On our first day in the area, we decided that, instead of taking the wine train (which is not our speed: trapped in a moving vehicle with potentially drunk tourists, no thanks), or immediately jumping onto a tour, we’d just tool around for a bit and explore. On one of the side streets just outside of downtown, we found a small wine tasting room representing Vinoce winery.
In what looked like an old warehouse, lit with strings of white Christmas lights suspended from wine barrels on the walls, we met Timothy Nuss, son of proprietors Brian and Lori Nuss. As a young, thirty-something California native, Tim didn’t quite resemble what we had expected in a winemaker. Dressed in a cotton fedora, tattered plaid shirt and blue jeans, with Bob Marley reggae playing in the background, he wasn’t the canned version of luxury that you’d expect of ‘prestigious Napa’. He looked like a normal person, which, generally other normal people can relate to.
Tim poured each of us a taste of their 2012 Sauvignon Blanc, and asked what we thought. It was a refreshing wine, with lime blossom and tropical fruits on the nose, a bit of tartaric acid, and lemon and citrus zest on the finish. Not your Napa Valley ‘gatorade’, as Tim referred to the sweet, mass produced juice that California wines have lately become.
Young and hip in their own way, this next generation of winemakers is focused on quality, not mass production, and are eager and ready to set their own course. As he told their family story, you could tell that entrepreneurship and a passion for the business were why Vinoce existed.
Even the name of the winery holds meaning for the family. The name Vinoce, pronounced (vin-o-chay) was a riff on the Nuss Family name and Brian’s German-Italian heritage. Nuss means “nut” in German. By combining the word “vin” for wine, and the Italian word for nut, “Noce”, Vinoce essentially translates to “wine nut.” A fun way to pay homage to what was obviously running through their veins.

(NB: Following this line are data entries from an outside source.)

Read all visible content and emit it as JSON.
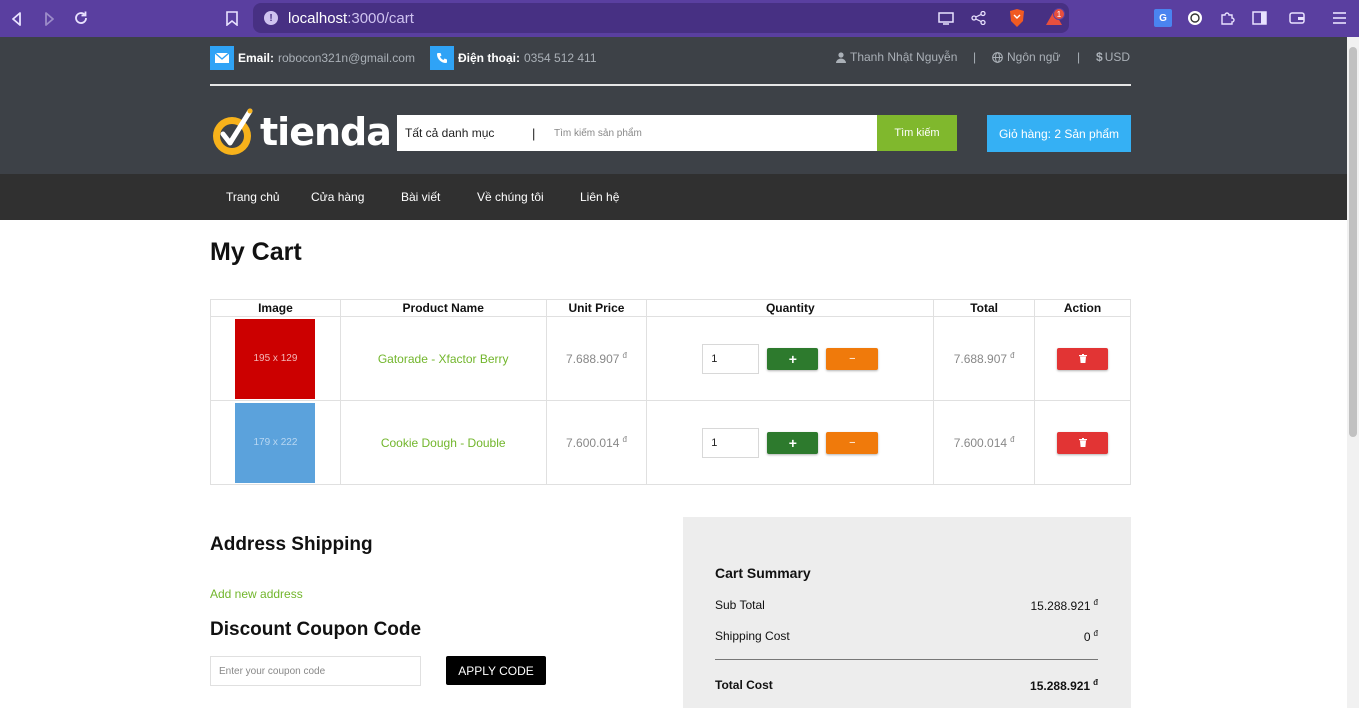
{
  "browser": {
    "url_host": "localhost",
    "url_path": ":3000/cart",
    "notification_count": "1"
  },
  "header": {
    "email_label": "Email:",
    "email_value": "robocon321n@gmail.com",
    "phone_label": "Điện thoại:",
    "phone_value": "0354 512 411",
    "user_name": "Thanh Nhật Nguyễn",
    "language": "Ngôn ngữ",
    "currency": "USD",
    "logo_text": "tienda",
    "search_category": "Tất cả danh mục",
    "search_divider": "|",
    "search_placeholder": "Tìm kiếm sản phẩm",
    "search_button": "Tìm kiếm",
    "cart_button": "Giỏ hàng: 2 Sản phẩm"
  },
  "menu": [
    "Trang chủ",
    "Cửa hàng",
    "Bài viết",
    "Về chúng tôi",
    "Liên hệ"
  ],
  "page_title": "My Cart",
  "table": {
    "headers": [
      "Image",
      "Product Name",
      "Unit Price",
      "Quantity",
      "Total",
      "Action"
    ],
    "rows": [
      {
        "image_label": "195 x 129",
        "image_color": "#cc0000",
        "name": "Gatorade - Xfactor Berry",
        "unit_price": "7.688.907",
        "quantity": "1",
        "total": "7.688.907"
      },
      {
        "image_label": "179 x 222",
        "image_color": "#5ba2dc",
        "name": "Cookie Dough - Double",
        "unit_price": "7.600.014",
        "quantity": "1",
        "total": "7.600.014"
      }
    ],
    "currency_symbol": "đ",
    "plus_symbol": "+",
    "minus_symbol": "−"
  },
  "address": {
    "title": "Address Shipping",
    "add_link": "Add new address"
  },
  "coupon": {
    "title": "Discount Coupon Code",
    "placeholder": "Enter your coupon code",
    "apply_label": "APPLY CODE"
  },
  "summary": {
    "title": "Cart Summary",
    "subtotal_label": "Sub Total",
    "subtotal_value": "15.288.921",
    "shipping_label": "Shipping Cost",
    "shipping_value": "0",
    "total_label": "Total Cost",
    "total_value": "15.288.921",
    "currency_symbol": "đ"
  },
  "colors": {
    "accent_green": "#72b62c",
    "cart_blue": "#35b0f4",
    "header_dark": "#3d4147",
    "menu_dark": "#303030",
    "browser_purple": "#5a3fa0"
  }
}
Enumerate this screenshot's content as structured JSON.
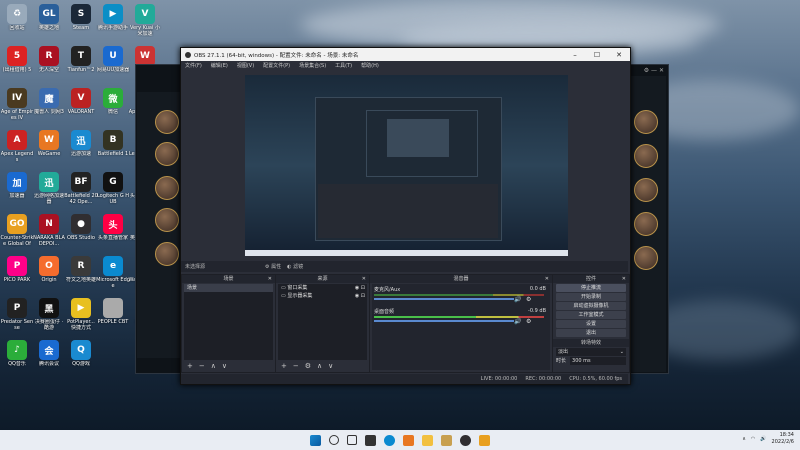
{
  "desktop": {
    "icons": [
      {
        "label": "回收站",
        "color": "#9ab",
        "glyph": "♻"
      },
      {
        "label": "英雄之地",
        "color": "#2a5f9a",
        "glyph": "GL"
      },
      {
        "label": "Steam",
        "color": "#1b2838",
        "glyph": "S"
      },
      {
        "label": "腾讯手游助手",
        "color": "#0b8ec6",
        "glyph": "▶"
      },
      {
        "label": "Very Kuai 小米加速",
        "color": "#2a9",
        "glyph": "V"
      },
      {
        "label": "(出租借用) 5",
        "color": "#d22",
        "glyph": "5"
      },
      {
        "label": "无人深空",
        "color": "#a12",
        "glyph": "R"
      },
      {
        "label": "Tianfun™2",
        "color": "#222",
        "glyph": "T"
      },
      {
        "label": "网易UU加速器",
        "color": "#1a6ad0",
        "glyph": "U"
      },
      {
        "label": "",
        "color": "#c33",
        "glyph": "W"
      },
      {
        "label": "Age of Empires IV",
        "color": "#4a3a20",
        "glyph": "IV"
      },
      {
        "label": "魔兽人 剑网3",
        "color": "#3a6bb0",
        "glyph": "魔"
      },
      {
        "label": "VALORANT",
        "color": "#b22",
        "glyph": "V"
      },
      {
        "label": "微信",
        "color": "#2bad3a",
        "glyph": "微"
      },
      {
        "label": "Apex Legends",
        "color": "#c22",
        "glyph": "A"
      },
      {
        "label": "Apex Legends",
        "color": "#c22",
        "glyph": "A"
      },
      {
        "label": "WeGame",
        "color": "#e87722",
        "glyph": "W"
      },
      {
        "label": "迅游加速",
        "color": "#1a8ad0",
        "glyph": "迅"
      },
      {
        "label": "Battlefield 1",
        "color": "#332",
        "glyph": "B"
      },
      {
        "label": "League of Legends",
        "color": "#c8a050",
        "glyph": "L"
      },
      {
        "label": "加速器",
        "color": "#1a6ad0",
        "glyph": "加"
      },
      {
        "label": "迅游网络加速器",
        "color": "#2a9",
        "glyph": "迅"
      },
      {
        "label": "Battlefield 2042 Ope...",
        "color": "#222",
        "glyph": "BF"
      },
      {
        "label": "Logitech G HUB",
        "color": "#111",
        "glyph": "G"
      },
      {
        "label": "头条直播伴侣",
        "color": "#f04",
        "glyph": "直"
      },
      {
        "label": "Counter-Strike Global Off...",
        "color": "#e8a020",
        "glyph": "GO"
      },
      {
        "label": "NARAKA BLADEPOI...",
        "color": "#a12",
        "glyph": "N"
      },
      {
        "label": "OBS Studio",
        "color": "#302e31",
        "glyph": "●"
      },
      {
        "label": "头条直播管家",
        "color": "#f04",
        "glyph": "头"
      },
      {
        "label": "英雄联盟客户端平台",
        "color": "#c8a050",
        "glyph": "L"
      },
      {
        "label": "PICO PARK",
        "color": "#f08",
        "glyph": "P"
      },
      {
        "label": "Origin",
        "color": "#f56c2d",
        "glyph": "O"
      },
      {
        "label": "符文之地英雄",
        "color": "#3a3a3a",
        "glyph": "R"
      },
      {
        "label": "Microsoft Edge",
        "color": "#0a8ad0",
        "glyph": "e"
      },
      {
        "label": "Wallpaper Engine: ...",
        "color": "#1a5a9a",
        "glyph": "W"
      },
      {
        "label": "Predator Sense",
        "color": "#222",
        "glyph": "P"
      },
      {
        "label": "决赛圈蛋仔 · 酷游",
        "color": "#111",
        "glyph": "黑"
      },
      {
        "label": "PotPlayer... 快捷方式",
        "color": "#e8c020",
        "glyph": "▶"
      },
      {
        "label": "PEOPLE CBT",
        "color": "#aaa",
        "glyph": ""
      },
      {
        "label": "喜虹深渊",
        "color": "#7a3ad0",
        "glyph": "喜"
      },
      {
        "label": "QQ音乐",
        "color": "#2bad3a",
        "glyph": "♪"
      },
      {
        "label": "腾讯会议",
        "color": "#1a6ad0",
        "glyph": "会"
      },
      {
        "label": "QQ游戏",
        "color": "#1a8ad0",
        "glyph": "Q"
      }
    ]
  },
  "obs": {
    "title": "OBS 27.1.1 (64-bit, windows) - 配置文件: 未命名 - 场景: 未命名",
    "menu": [
      "文件(F)",
      "编辑(E)",
      "视图(V)",
      "配置文件(P)",
      "场景集合(S)",
      "工具(T)",
      "帮助(H)"
    ],
    "source_bar": {
      "label": "未选择源",
      "props": "属性",
      "filters": "滤镜"
    },
    "scenes": {
      "header": "场景",
      "items": [
        "场景"
      ]
    },
    "sources": {
      "header": "来源",
      "items": [
        "窗口采集",
        "显示器采集"
      ]
    },
    "mixer": {
      "header": "混音器",
      "tracks": [
        {
          "name": "桌面音频",
          "db": "-0.9 dB",
          "level": 0.6
        },
        {
          "name": "麦克风/Aux",
          "db": "0.0 dB",
          "level": 0.82
        }
      ]
    },
    "controls": {
      "header": "控件",
      "buttons": [
        "停止推流",
        "开始录制",
        "启动虚拟摄像机",
        "工作室模式",
        "设置",
        "退出"
      ]
    },
    "transitions": {
      "header": "转场特效",
      "type": "淡出",
      "duration_label": "时长",
      "duration": "300 ms"
    },
    "status": {
      "live": "LIVE: 00:00:00",
      "rec": "REC: 00:00:00",
      "cpu": "CPU: 0.5%, 60.00 fps"
    }
  },
  "taskbar": {
    "time": "18:34",
    "date": "2022/2/6"
  }
}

Tim went on to tell us about how his parents, Brian and Lori, had worked on wineries for nearly 30 years, before finally saving enough to purchase their own winery on the slopes of Mount Veeder. In 2003, they produced their first vintage, and have been in business every since. During our brief visit, it was nice to see locals come in and out of the tasting room, obviously friends supporting friends with their business.
Tim had to leave early that evening to pour for a tasting at the Andaz hotel, where we happened to be staying for the week. Although we didn’t have a chance to taste through everything, it was a great chance to experience what Napa Valley is truly about.
Next time you’re in the area, be sure to stop in to see Tim at Twenty Rows (what Vinoce calls their tasting room), or attend one of their food, wine, art, and music events.
For distributor information, please go here.